Besides, the city offers you the opportunity to admire it from height by using the Monorail. It crosses through the heart of the city, being an ideal means of transport when you want to escape the traffic congestion. KL Monorail has 11 stations and a route of 9 km, open between 6 in the morning to midnight.
Airport Transport – Kuala Lumpur – Airport
The cheapest way to get from the airport to Kuala Lumpur is by bus. The trip takes about an hour and stops at the city’s central station.
There are a variety of ways to get to and from the Airport. We found this blog from MappyTravel, which explains in detail all the options.
What to visit in KL
There are plenty of tourist attractions for which are worth visiting in KL. And for the most fascinating of them, it is enough to spend 2-3 days in this city.

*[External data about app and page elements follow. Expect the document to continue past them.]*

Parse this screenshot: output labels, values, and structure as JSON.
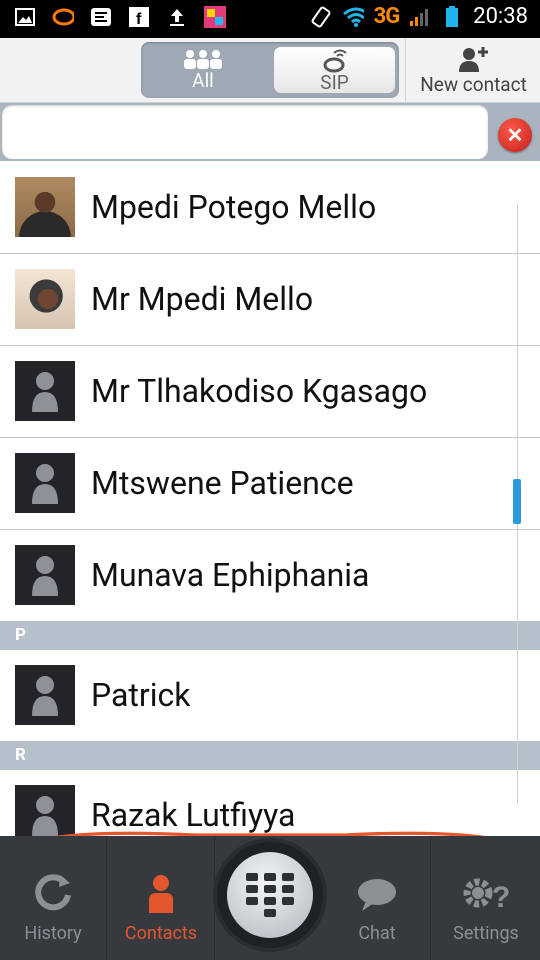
{
  "status_bar": {
    "network": "3G",
    "time": "20:38"
  },
  "toolbar": {
    "segment_all_label": "All",
    "segment_sip_label": "SIP",
    "new_contact_label": "New contact"
  },
  "search": {
    "value": "",
    "placeholder": ""
  },
  "contacts": [
    {
      "name": "Mpedi Potego Mello"
    },
    {
      "name": "Mr Mpedi Mello"
    },
    {
      "name": "Mr Tlhakodiso Kgasago"
    },
    {
      "name": "Mtswene Patience"
    },
    {
      "name": "Munava Ephiphania"
    }
  ],
  "sections": {
    "p": {
      "letter": "P",
      "contacts": [
        {
          "name": "Patrick"
        }
      ]
    },
    "r": {
      "letter": "R",
      "contacts": [
        {
          "name": "Razak Lutfiyya"
        }
      ]
    }
  },
  "bottom_nav": {
    "history_label": "History",
    "contacts_label": "Contacts",
    "chat_label": "Chat",
    "settings_label": "Settings"
  },
  "colors": {
    "accent": "#e4572e",
    "scroll_thumb": "#2a9bd8",
    "network": "#ff8a00"
  }
}
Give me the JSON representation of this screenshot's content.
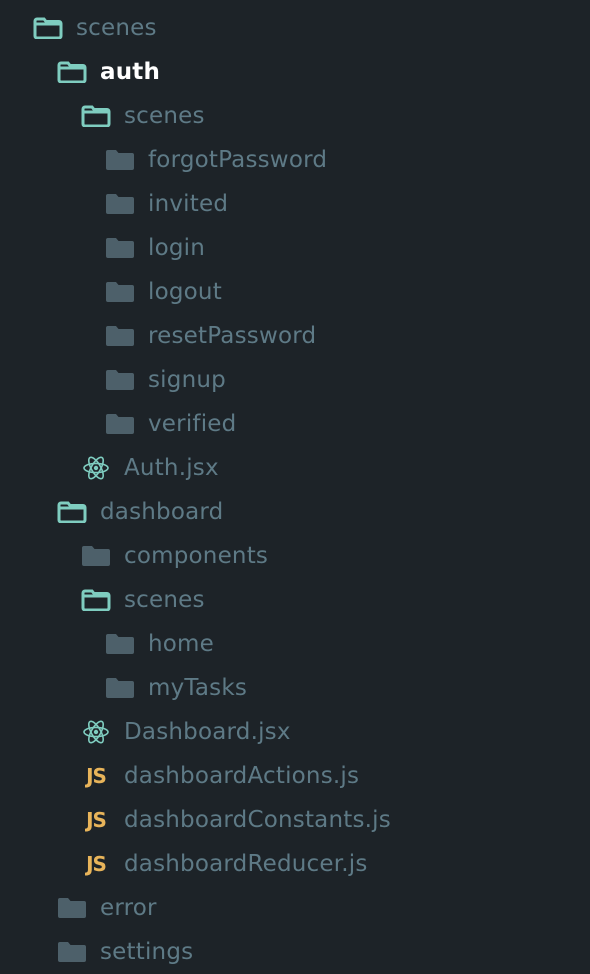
{
  "colors": {
    "background": "#1d2328",
    "text": "#5e7a86",
    "active_text": "#ffffff",
    "open_folder": "#7fcdc0",
    "closed_folder": "#4d606a",
    "react": "#7fcdc0",
    "js": "#e8b45a"
  },
  "tree": [
    {
      "label": "scenes",
      "depth": 0,
      "icon": "folder-open-icon"
    },
    {
      "label": "auth",
      "depth": 1,
      "icon": "folder-open-icon",
      "active": true
    },
    {
      "label": "scenes",
      "depth": 2,
      "icon": "folder-open-icon"
    },
    {
      "label": "forgotPassword",
      "depth": 3,
      "icon": "folder-closed-icon"
    },
    {
      "label": "invited",
      "depth": 3,
      "icon": "folder-closed-icon"
    },
    {
      "label": "login",
      "depth": 3,
      "icon": "folder-closed-icon"
    },
    {
      "label": "logout",
      "depth": 3,
      "icon": "folder-closed-icon"
    },
    {
      "label": "resetPassword",
      "depth": 3,
      "icon": "folder-closed-icon"
    },
    {
      "label": "signup",
      "depth": 3,
      "icon": "folder-closed-icon"
    },
    {
      "label": "verified",
      "depth": 3,
      "icon": "folder-closed-icon"
    },
    {
      "label": "Auth.jsx",
      "depth": 2,
      "icon": "react-icon"
    },
    {
      "label": "dashboard",
      "depth": 1,
      "icon": "folder-open-icon"
    },
    {
      "label": "components",
      "depth": 2,
      "icon": "folder-closed-icon"
    },
    {
      "label": "scenes",
      "depth": 2,
      "icon": "folder-open-icon"
    },
    {
      "label": "home",
      "depth": 3,
      "icon": "folder-closed-icon"
    },
    {
      "label": "myTasks",
      "depth": 3,
      "icon": "folder-closed-icon"
    },
    {
      "label": "Dashboard.jsx",
      "depth": 2,
      "icon": "react-icon"
    },
    {
      "label": "dashboardActions.js",
      "depth": 2,
      "icon": "js-icon",
      "icon_text": "JS"
    },
    {
      "label": "dashboardConstants.js",
      "depth": 2,
      "icon": "js-icon",
      "icon_text": "JS"
    },
    {
      "label": "dashboardReducer.js",
      "depth": 2,
      "icon": "js-icon",
      "icon_text": "JS"
    },
    {
      "label": "error",
      "depth": 1,
      "icon": "folder-closed-icon"
    },
    {
      "label": "settings",
      "depth": 1,
      "icon": "folder-closed-icon"
    }
  ]
}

- Petronas Towers
- Kuala Lumpur Tower
- Eco Park
- Sin Sze Si Ya Temple
- Sri Mahamariamman Temple
- Batu Caves
- Central Market
- Perdana Botanical Gardens
- National Mosque Masjid Negara
- Aquaria KLCC
- Jalan Alor
- Sunway Lagoon Theme Park
- Sultan Abdul Samad Building
- Dataran Merdeka
How much did we spend in Kuala Lumpur?
Now let’s talk about how expensive it is in Kuala Lumpur. We did not find it very expensive, even quite cheap at times, especially since it is a very big city. We spent about 110 Euros in the 3 days, including the accommodation of 35 Euros.
So you can make an idea of the costs, a Malaysian ringgit is the equivalent of 0.22 euros.
Thus, to get from the airport to the city by bus we paid 12 ringgit/ticket (2.65 euros). The train ticket for 2 people, round trip to Batu Cave was 10 ringgit (2.2 euros). In the rent of the time, we used the free buses and walked a lot.
The city tax was not included in the price of accommodation, so we paid separately 20 ringgit (4.4 euros). The rest of the money was spent on food, we chose to eat as much as possible on the street and local restaurants. And we bought water whenever we found a shop on the way (supermarket).
Visa for Malaysia
There is a mutual visa waiver agreement between Malaysia and Romania. And Romanian citizens can stay in Malaysia for up to 90 days, for non-profit purposes.
So when we entered Malaysia we received a simple stamp in the passport that represented the visa. The whole process took a maximum of 10 minutes.
For citizens of other countries, you can find more information about visas here.